§ **WHAT IS BEING ASKED**
Your output consists solely of the lines from the one that contains "Output a JSON" to the end of the material, each reproduced exactly; pictures do not belong in it.

§ **GIVEN RECORDS**
*****

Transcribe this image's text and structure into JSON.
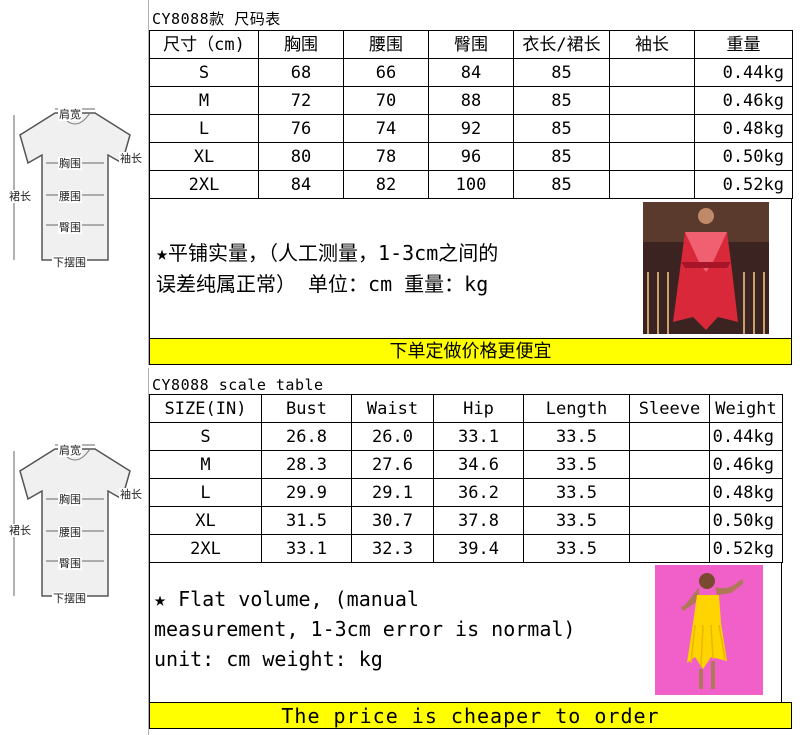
{
  "sheet_cn": {
    "caption": "CY8088款 尺码表",
    "headers": [
      "尺寸（cm)",
      "胸围",
      "腰围",
      "臀围",
      "衣长/裙长",
      "袖长",
      "重量"
    ],
    "rows": [
      [
        "S",
        "68",
        "66",
        "84",
        "85",
        "",
        "0.44kg"
      ],
      [
        "M",
        "72",
        "70",
        "88",
        "85",
        "",
        "0.46kg"
      ],
      [
        "L",
        "76",
        "74",
        "92",
        "85",
        "",
        "0.48kg"
      ],
      [
        "XL",
        "80",
        "78",
        "96",
        "85",
        "",
        "0.50kg"
      ],
      [
        "2XL",
        "84",
        "82",
        "100",
        "85",
        "",
        "0.52kg"
      ]
    ],
    "note_line1": "★平铺实量，（人工测量，1-3cm之间的",
    "note_line2": "误差纯属正常） 单位：cm  重量：kg",
    "banner": "下单定做价格更便宜",
    "photo_icon": "red-fringe-dress-photo"
  },
  "sheet_en": {
    "caption": "CY8088 scale table",
    "headers": [
      "SIZE(IN)",
      "Bust",
      "Waist",
      "Hip",
      "Length",
      "Sleeve",
      "Weight"
    ],
    "rows": [
      [
        "S",
        "26.8",
        "26.0",
        "33.1",
        "33.5",
        "",
        "0.44kg"
      ],
      [
        "M",
        "28.3",
        "27.6",
        "34.6",
        "33.5",
        "",
        "0.46kg"
      ],
      [
        "L",
        "29.9",
        "29.1",
        "36.2",
        "33.5",
        "",
        "0.48kg"
      ],
      [
        "XL",
        "31.5",
        "30.7",
        "37.8",
        "33.5",
        "",
        "0.50kg"
      ],
      [
        "2XL",
        "33.1",
        "32.3",
        "39.4",
        "33.5",
        "",
        "0.52kg"
      ]
    ],
    "note_line1": "★ Flat volume, (manual",
    "note_line2": "measurement, 1-3cm error is normal)",
    "note_line3": "unit: cm weight: kg",
    "banner": "The price is cheaper to order",
    "photo_icon": "yellow-fringe-dress-photo"
  },
  "diagram": {
    "shoulder": "肩宽",
    "sleeve": "袖长",
    "chest": "胸围",
    "length": "裙长",
    "waist": "腰围",
    "hip": "臀围",
    "hem": "下摆围",
    "icon": "dress-measurement-diagram-icon"
  },
  "colors": {
    "banner": "#ffff00",
    "dress_red": "#d8283a",
    "dress_yellow": "#ffd400",
    "photo_pink_bg": "#f060c8"
  }
}
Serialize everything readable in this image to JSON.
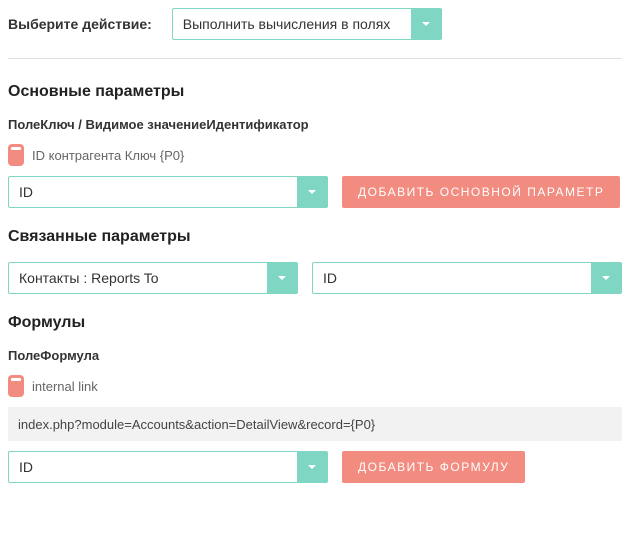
{
  "colors": {
    "accent": "#7fd6c3",
    "danger": "#f28c80"
  },
  "action": {
    "label": "Выберите действие:",
    "value": "Выполнить вычисления в полях"
  },
  "main_params": {
    "heading": "Основные параметры",
    "subhead": "ПолеКлюч / Видимое значениеИдентификатор",
    "chip_label": "ID контрагента Ключ {P0}",
    "field_value": "ID",
    "add_button": "ДОБАВИТЬ ОСНОВНОЙ ПАРАМЕТР"
  },
  "linked_params": {
    "heading": "Связанные параметры",
    "relation_value": "Контакты : Reports To",
    "field_value": "ID"
  },
  "formulas": {
    "heading": "Формулы",
    "subhead": "ПолеФормула",
    "chip_label": "internal link",
    "expression": "index.php?module=Accounts&action=DetailView&record={P0}",
    "field_value": "ID",
    "add_button": "ДОБАВИТЬ ФОРМУЛУ"
  },
  "icons": {
    "chevron_down": "chevron-down-icon",
    "delete": "delete-icon"
  }
}
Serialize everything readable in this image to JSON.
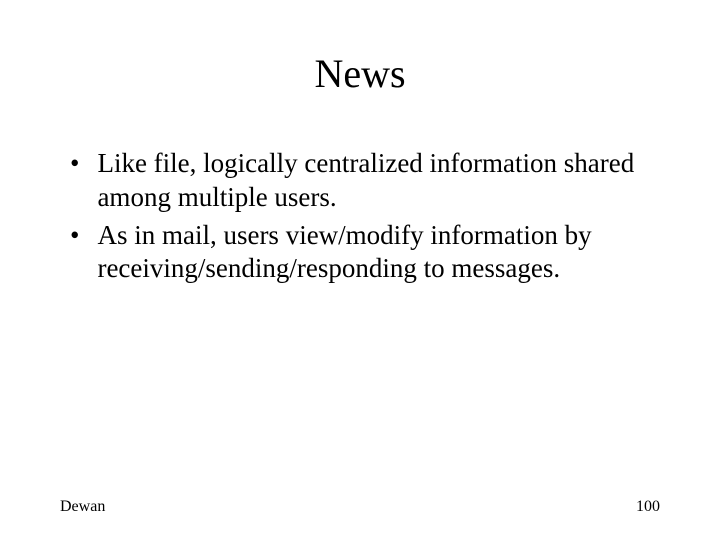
{
  "slide": {
    "title": "News",
    "bullets": [
      "Like file, logically centralized information shared among multiple users.",
      "As in mail, users view/modify information by receiving/sending/responding to messages."
    ]
  },
  "footer": {
    "author": "Dewan",
    "page": "100"
  }
}
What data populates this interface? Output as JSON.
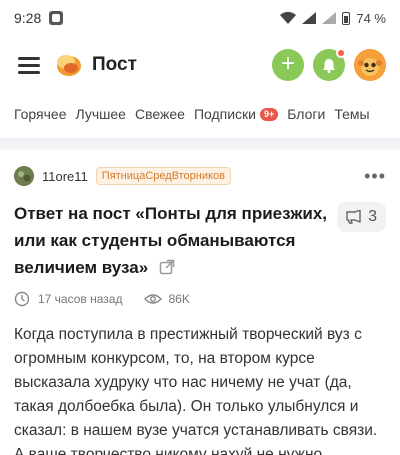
{
  "status_bar": {
    "time": "9:28",
    "battery": "74 %"
  },
  "header": {
    "title": "Пост"
  },
  "tabs": [
    {
      "label": "Горячее"
    },
    {
      "label": "Лучшее"
    },
    {
      "label": "Свежее"
    },
    {
      "label": "Подписки",
      "badge": "9+"
    },
    {
      "label": "Блоги"
    },
    {
      "label": "Темы"
    }
  ],
  "post": {
    "author": "11ore11",
    "community": "ПятницаСредВторников",
    "title": "Ответ на пост «Понты для приезжих, или как студенты обманываются величием вуза»",
    "comments_count": "3",
    "time_ago": "17 часов назад",
    "views": "86K",
    "body": "Когда поступила в престижный творческий вуз с огромным конкурсом, то, на втором курсе высказала худруку что нас ничему не учат (да, такая долбоебка была). Он только улыбнулся и сказал: в нашем вузе учатся устанавливать связи. А ваше творчество никому нахуй не нужно."
  },
  "colors": {
    "accent_green": "#8ac858",
    "badge_red": "#e8574a",
    "community_orange": "#d37b2e"
  },
  "icons": [
    "notification-icon",
    "wifi-icon",
    "signal-icon",
    "battery-icon",
    "menu-icon",
    "logo-icon",
    "plus-icon",
    "bell-icon",
    "clock-icon",
    "eye-icon",
    "external-link-icon",
    "comment-icon",
    "more-icon"
  ]
}
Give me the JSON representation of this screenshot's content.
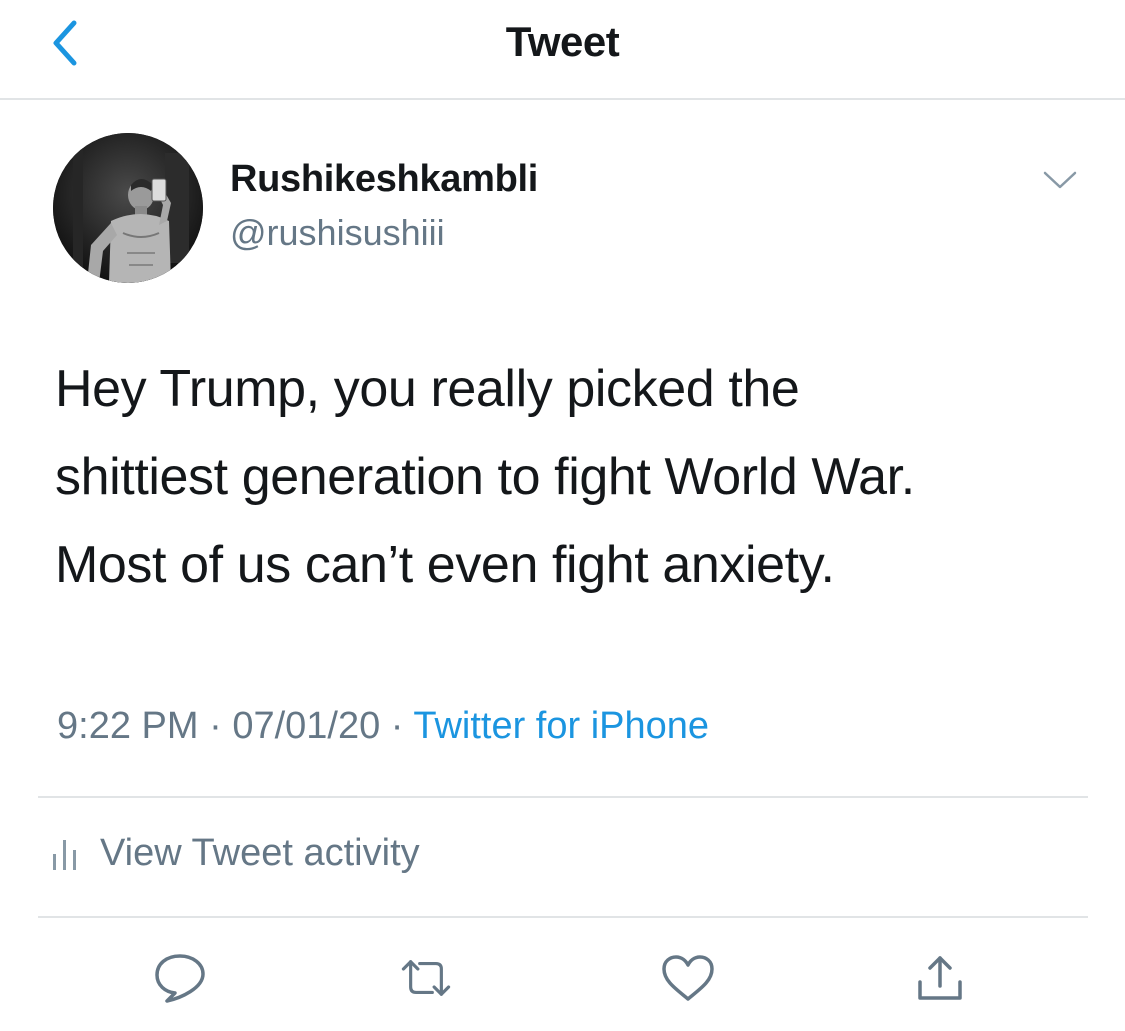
{
  "navbar": {
    "title": "Tweet",
    "back_icon": "chevron-left-icon"
  },
  "tweet": {
    "author": {
      "display_name": "Rushikeshkambli",
      "handle": "@rushisushiii"
    },
    "text_lines": [
      "Hey Trump, you really picked the",
      "shittiest generation to fight World War.",
      "Most of us can’t even fight anxiety."
    ],
    "time": "9:22 PM",
    "separator": "·",
    "date": "07/01/20",
    "source": "Twitter for iPhone"
  },
  "activity": {
    "label": "View Tweet activity",
    "icon": "bar-chart-icon"
  },
  "actions": {
    "reply_icon": "reply-icon",
    "retweet_icon": "retweet-icon",
    "like_icon": "heart-icon",
    "share_icon": "share-icon"
  },
  "colors": {
    "accent": "#1b95e0",
    "secondary_text": "#657786",
    "divider": "#e1e4e6"
  }
}
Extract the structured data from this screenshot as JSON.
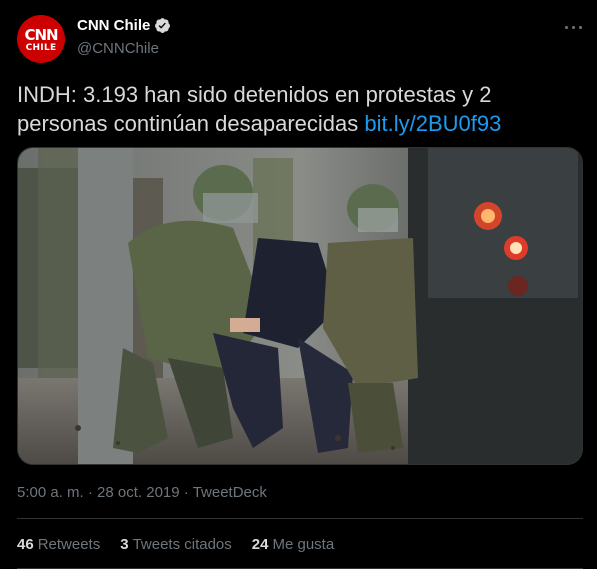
{
  "author": {
    "display_name": "CNN Chile",
    "handle": "@CNNChile",
    "avatar_logo": "CNN",
    "avatar_sub": "CHILE",
    "verified": true
  },
  "tweet": {
    "text": "INDH: 3.193 han sido detenidos en protestas y 2 personas continúan desaparecidas ",
    "link": "bit.ly/2BU0f93"
  },
  "media": {
    "icon": "photo"
  },
  "meta": {
    "time": "5:00 a. m.",
    "date": "28 oct. 2019",
    "source": "TweetDeck",
    "sep": "·"
  },
  "stats": {
    "retweets": {
      "count": "46",
      "label": "Retweets"
    },
    "quotes": {
      "count": "3",
      "label": "Tweets citados"
    },
    "likes": {
      "count": "24",
      "label": "Me gusta"
    }
  },
  "colors": {
    "background": "#000000",
    "text": "#d9d9d9",
    "muted": "#6e767d",
    "link": "#1d9bf0",
    "brand_red": "#cc0000",
    "verified": "#d9d9d9"
  },
  "icons": {
    "verified": "verified-badge-icon",
    "more": "more-options-icon"
  }
}
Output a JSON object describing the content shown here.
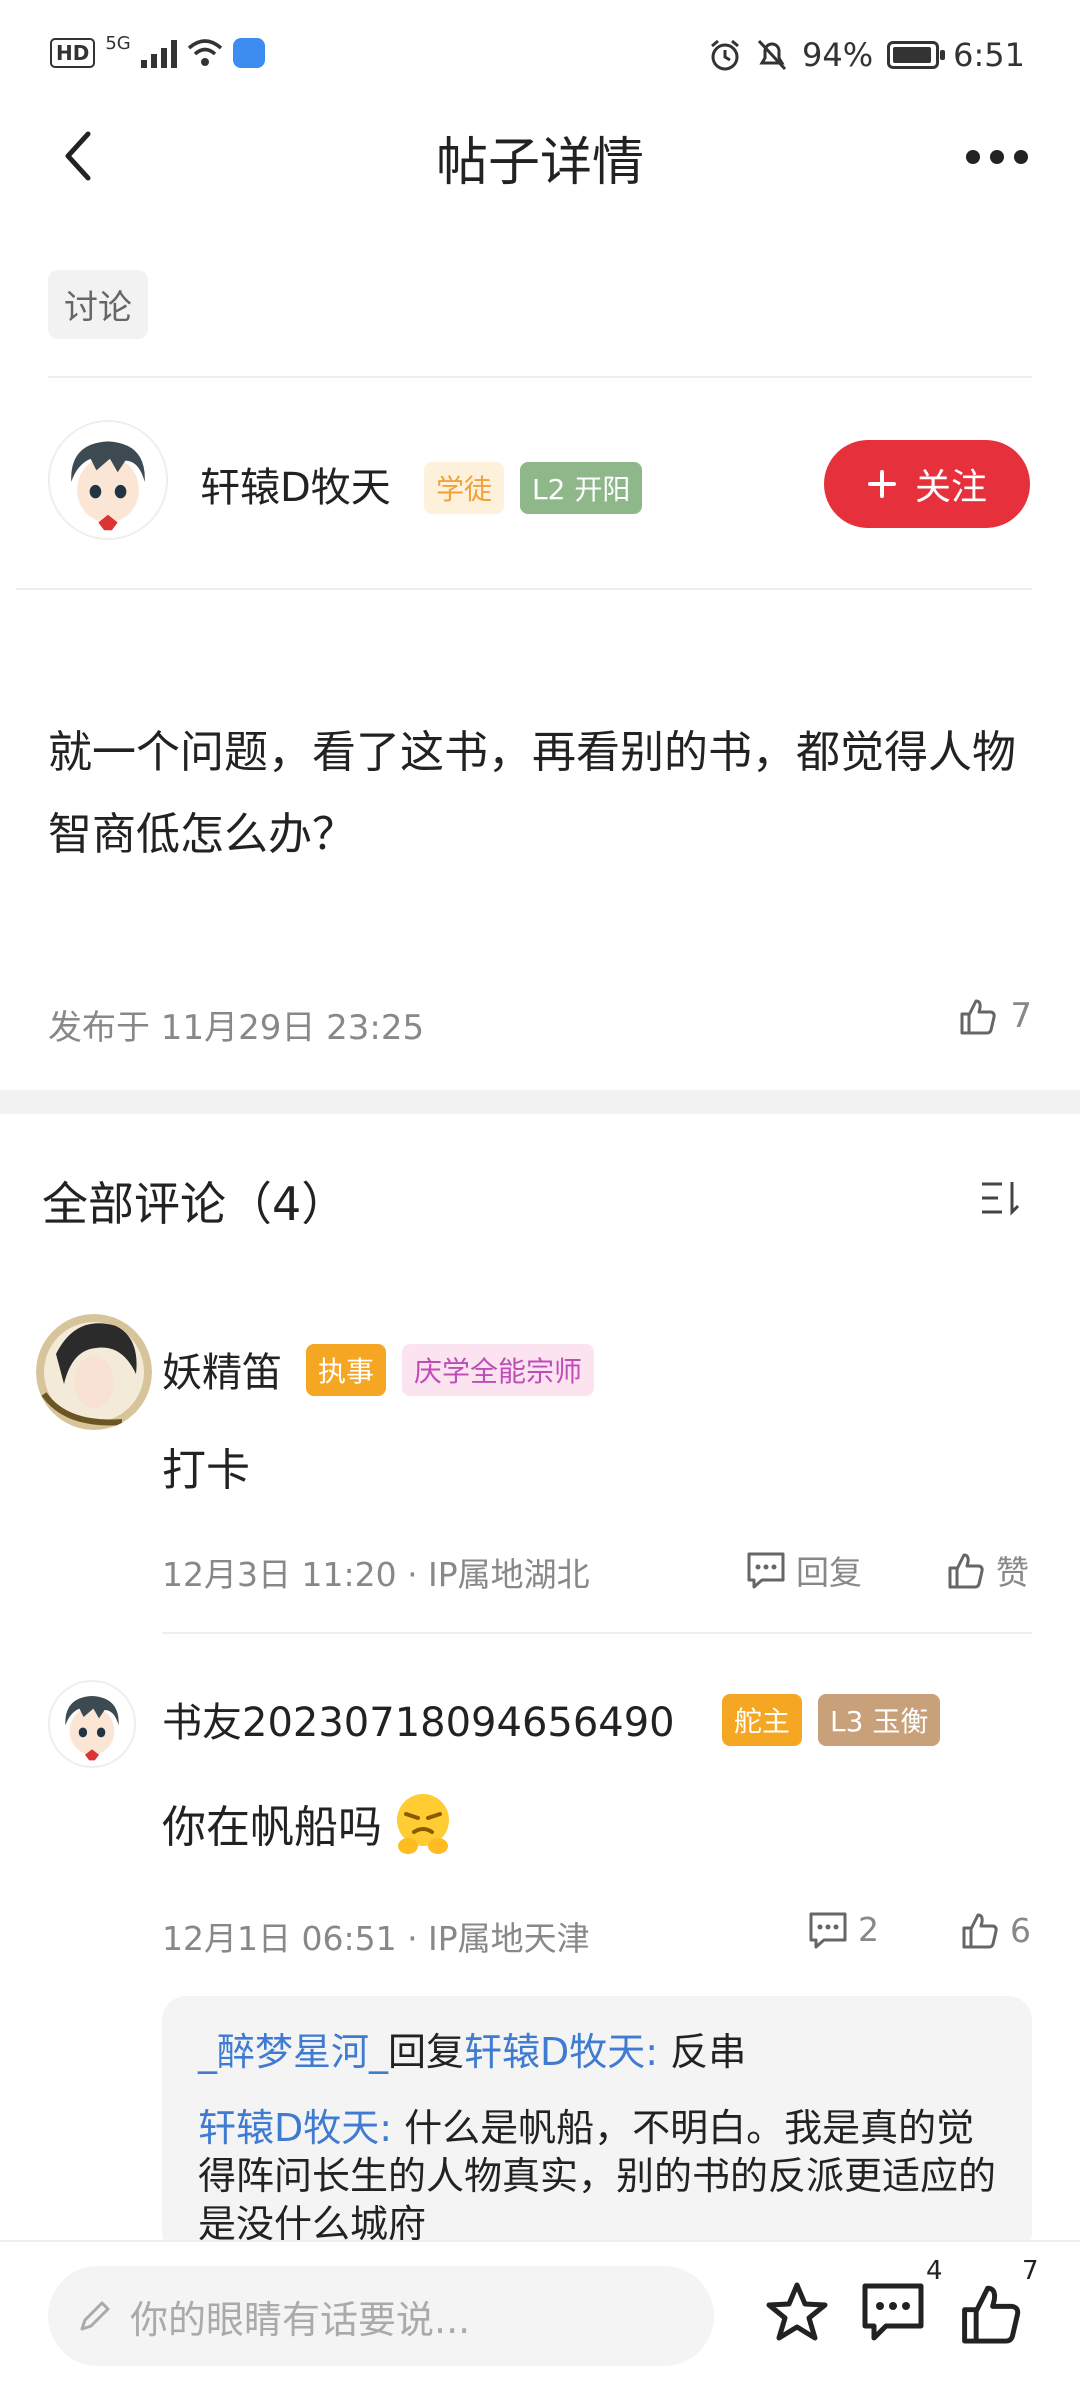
{
  "status_bar": {
    "network": "5G",
    "battery": "94%",
    "battery_level": 0.94,
    "time": "6:51"
  },
  "header": {
    "title": "帖子详情"
  },
  "post": {
    "tag": "讨论",
    "author": {
      "name": "轩辕D牧天",
      "badge_rank": "学徒",
      "badge_level": "L2 开阳"
    },
    "follow_label": "关注",
    "content": "就一个问题，看了这书，再看别的书，都觉得人物智商低怎么办？",
    "published": "发布于 11月29日 23:25",
    "likes": "7"
  },
  "comments_header": {
    "title": "全部评论（4）"
  },
  "comments": [
    {
      "name": "妖精笛",
      "badge1": "执事",
      "badge2": "庆学全能宗师",
      "text": "打卡",
      "meta": "12月3日 11:20 · IP属地湖北",
      "reply_label": "回复",
      "like_label": "赞"
    },
    {
      "name": "书友20230718094656490",
      "badge1": "舵主",
      "badge2": "L3 玉衡",
      "text": "你在帆船吗",
      "meta": "12月1日 06:51 · IP属地天津",
      "reply_count": "2",
      "like_count": "6"
    }
  ],
  "replies": [
    {
      "from": "_醉梦星河_",
      "verb": "回复",
      "to": "轩辕D牧天:",
      "text": " 反串"
    },
    {
      "from": "轩辕D牧天:",
      "text": " 什么是帆船，不明白。我是真的觉得阵问长生的人物真实，别的书的反派"
    }
  ],
  "reply_line3": "更适应的是没什么城府",
  "bottom_bar": {
    "placeholder": "你的眼睛有话要说...",
    "comment_count": "4",
    "like_count": "7"
  },
  "colors": {
    "accent": "#e6313d",
    "link": "#3f7bd1",
    "badge_orange_bg": "#fdf1dc",
    "badge_green_bg": "#8fb88a"
  }
}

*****

§ **RESULT FOR THIS TASK**
Output a JSON object describing the content shown here.
{
  "status_bar": {
    "network": "5G",
    "battery": "94%",
    "battery_level": 0.94,
    "time": "6:51"
  },
  "header": {
    "title": "帖子详情"
  },
  "post": {
    "tag": "讨论",
    "author": {
      "name": "轩辕D牧天",
      "badge_rank": "学徒",
      "badge_level": "L2 开阳"
    },
    "follow_label": "关注",
    "content": "就一个问题，看了这书，再看别的书，都觉得人物智商低怎么办？",
    "published": "发布于 11月29日 23:25",
    "likes": "7"
  },
  "comments_header": {
    "title": "全部评论（4）"
  },
  "comments": [
    {
      "name": "妖精笛",
      "badge1": "执事",
      "badge2": "庆学全能宗师",
      "text": "打卡",
      "meta": "12月3日 11:20 · IP属地湖北",
      "reply_label": "回复",
      "like_label": "赞"
    },
    {
      "name": "书友20230718094656490",
      "badge1": "舵主",
      "badge2": "L3 玉衡",
      "text": "你在帆船吗",
      "meta": "12月1日 06:51 · IP属地天津",
      "reply_count": "2",
      "like_count": "6"
    }
  ],
  "replies": [
    {
      "from": "_醉梦星河_",
      "verb": "回复",
      "to": "轩辕D牧天:",
      "text": " 反串"
    },
    {
      "from": "轩辕D牧天:",
      "text": " 什么是帆船，不明白。我是真的觉得阵问长生的人物真实，别的书的反派"
    }
  ],
  "reply_line3": "更适应的是没什么城府",
  "bottom_bar": {
    "placeholder": "你的眼睛有话要说...",
    "comment_count": "4",
    "like_count": "7"
  },
  "colors": {
    "accent": "#e6313d",
    "link": "#3f7bd1",
    "badge_orange_bg": "#fdf1dc",
    "badge_green_bg": "#8fb88a"
  }
}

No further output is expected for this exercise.